The full set of entries below needs to be written out exactly.

INFORMATION GIVEN below:

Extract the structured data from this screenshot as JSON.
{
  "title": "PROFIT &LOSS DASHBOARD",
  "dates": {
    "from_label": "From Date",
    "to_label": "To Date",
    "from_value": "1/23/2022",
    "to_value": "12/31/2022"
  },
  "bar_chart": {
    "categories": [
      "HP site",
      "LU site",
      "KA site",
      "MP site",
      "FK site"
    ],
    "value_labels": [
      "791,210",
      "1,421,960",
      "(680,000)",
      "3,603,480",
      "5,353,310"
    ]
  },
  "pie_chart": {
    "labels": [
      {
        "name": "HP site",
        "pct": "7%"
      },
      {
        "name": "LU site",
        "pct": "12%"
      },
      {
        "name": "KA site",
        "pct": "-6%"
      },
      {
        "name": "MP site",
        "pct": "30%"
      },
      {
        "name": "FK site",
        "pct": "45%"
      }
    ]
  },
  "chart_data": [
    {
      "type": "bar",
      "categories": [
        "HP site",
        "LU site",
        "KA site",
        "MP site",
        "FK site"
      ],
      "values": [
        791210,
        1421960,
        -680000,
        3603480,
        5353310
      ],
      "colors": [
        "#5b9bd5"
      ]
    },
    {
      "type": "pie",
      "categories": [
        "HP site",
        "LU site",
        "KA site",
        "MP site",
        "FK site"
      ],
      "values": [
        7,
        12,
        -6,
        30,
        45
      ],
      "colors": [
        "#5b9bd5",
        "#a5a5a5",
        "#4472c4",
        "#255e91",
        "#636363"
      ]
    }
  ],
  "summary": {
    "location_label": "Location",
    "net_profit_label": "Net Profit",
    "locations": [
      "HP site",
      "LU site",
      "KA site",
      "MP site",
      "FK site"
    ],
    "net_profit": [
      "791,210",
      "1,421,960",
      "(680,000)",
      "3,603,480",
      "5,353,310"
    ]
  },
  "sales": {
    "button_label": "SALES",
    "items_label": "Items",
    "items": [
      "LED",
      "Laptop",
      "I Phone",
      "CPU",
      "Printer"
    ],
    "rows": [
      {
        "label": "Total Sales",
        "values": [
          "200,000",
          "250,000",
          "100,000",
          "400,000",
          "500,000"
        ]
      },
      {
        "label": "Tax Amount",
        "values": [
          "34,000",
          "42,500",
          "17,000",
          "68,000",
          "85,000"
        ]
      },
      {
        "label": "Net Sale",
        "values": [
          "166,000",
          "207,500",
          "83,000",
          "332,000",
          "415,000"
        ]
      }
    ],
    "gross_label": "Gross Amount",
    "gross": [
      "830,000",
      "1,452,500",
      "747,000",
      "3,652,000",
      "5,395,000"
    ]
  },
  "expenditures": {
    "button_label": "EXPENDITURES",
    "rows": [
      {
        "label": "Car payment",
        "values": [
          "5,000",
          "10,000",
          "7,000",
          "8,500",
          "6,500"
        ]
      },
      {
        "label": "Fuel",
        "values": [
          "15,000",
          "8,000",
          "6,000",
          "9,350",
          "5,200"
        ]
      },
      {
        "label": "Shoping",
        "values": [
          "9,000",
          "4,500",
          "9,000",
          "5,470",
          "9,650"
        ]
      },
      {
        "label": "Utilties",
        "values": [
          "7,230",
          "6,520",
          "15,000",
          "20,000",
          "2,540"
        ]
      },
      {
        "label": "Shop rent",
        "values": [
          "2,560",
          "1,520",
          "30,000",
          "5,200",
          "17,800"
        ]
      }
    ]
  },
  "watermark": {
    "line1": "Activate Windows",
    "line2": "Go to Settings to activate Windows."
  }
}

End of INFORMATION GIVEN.

ANSWER BELOW:
Extract the structured data from this screenshot as JSON.
{
  "title": "PROFIT &LOSS DASHBOARD",
  "dates": {
    "from_label": "From Date",
    "to_label": "To Date",
    "from_value": "1/23/2022",
    "to_value": "12/31/2022"
  },
  "bar_chart": {
    "categories": [
      "HP site",
      "LU site",
      "KA site",
      "MP site",
      "FK site"
    ],
    "value_labels": [
      "791,210",
      "1,421,960",
      "(680,000)",
      "3,603,480",
      "5,353,310"
    ]
  },
  "pie_chart": {
    "labels": [
      {
        "name": "HP site",
        "pct": "7%"
      },
      {
        "name": "LU site",
        "pct": "12%"
      },
      {
        "name": "KA site",
        "pct": "-6%"
      },
      {
        "name": "MP site",
        "pct": "30%"
      },
      {
        "name": "FK site",
        "pct": "45%"
      }
    ]
  },
  "chart_data": [
    {
      "type": "bar",
      "categories": [
        "HP site",
        "LU site",
        "KA site",
        "MP site",
        "FK site"
      ],
      "values": [
        791210,
        1421960,
        -680000,
        3603480,
        5353310
      ],
      "colors": [
        "#5b9bd5"
      ]
    },
    {
      "type": "pie",
      "categories": [
        "HP site",
        "LU site",
        "KA site",
        "MP site",
        "FK site"
      ],
      "values": [
        7,
        12,
        -6,
        30,
        45
      ],
      "colors": [
        "#5b9bd5",
        "#a5a5a5",
        "#4472c4",
        "#255e91",
        "#636363"
      ]
    }
  ],
  "summary": {
    "location_label": "Location",
    "net_profit_label": "Net Profit",
    "locations": [
      "HP site",
      "LU site",
      "KA site",
      "MP site",
      "FK site"
    ],
    "net_profit": [
      "791,210",
      "1,421,960",
      "(680,000)",
      "3,603,480",
      "5,353,310"
    ]
  },
  "sales": {
    "button_label": "SALES",
    "items_label": "Items",
    "items": [
      "LED",
      "Laptop",
      "I Phone",
      "CPU",
      "Printer"
    ],
    "rows": [
      {
        "label": "Total Sales",
        "values": [
          "200,000",
          "250,000",
          "100,000",
          "400,000",
          "500,000"
        ]
      },
      {
        "label": "Tax Amount",
        "values": [
          "34,000",
          "42,500",
          "17,000",
          "68,000",
          "85,000"
        ]
      },
      {
        "label": "Net Sale",
        "values": [
          "166,000",
          "207,500",
          "83,000",
          "332,000",
          "415,000"
        ]
      }
    ],
    "gross_label": "Gross Amount",
    "gross": [
      "830,000",
      "1,452,500",
      "747,000",
      "3,652,000",
      "5,395,000"
    ]
  },
  "expenditures": {
    "button_label": "EXPENDITURES",
    "rows": [
      {
        "label": "Car payment",
        "values": [
          "5,000",
          "10,000",
          "7,000",
          "8,500",
          "6,500"
        ]
      },
      {
        "label": "Fuel",
        "values": [
          "15,000",
          "8,000",
          "6,000",
          "9,350",
          "5,200"
        ]
      },
      {
        "label": "Shoping",
        "values": [
          "9,000",
          "4,500",
          "9,000",
          "5,470",
          "9,650"
        ]
      },
      {
        "label": "Utilties",
        "values": [
          "7,230",
          "6,520",
          "15,000",
          "20,000",
          "2,540"
        ]
      },
      {
        "label": "Shop rent",
        "values": [
          "2,560",
          "1,520",
          "30,000",
          "5,200",
          "17,800"
        ]
      }
    ]
  },
  "watermark": {
    "line1": "Activate Windows",
    "line2": "Go to Settings to activate Windows."
  }
}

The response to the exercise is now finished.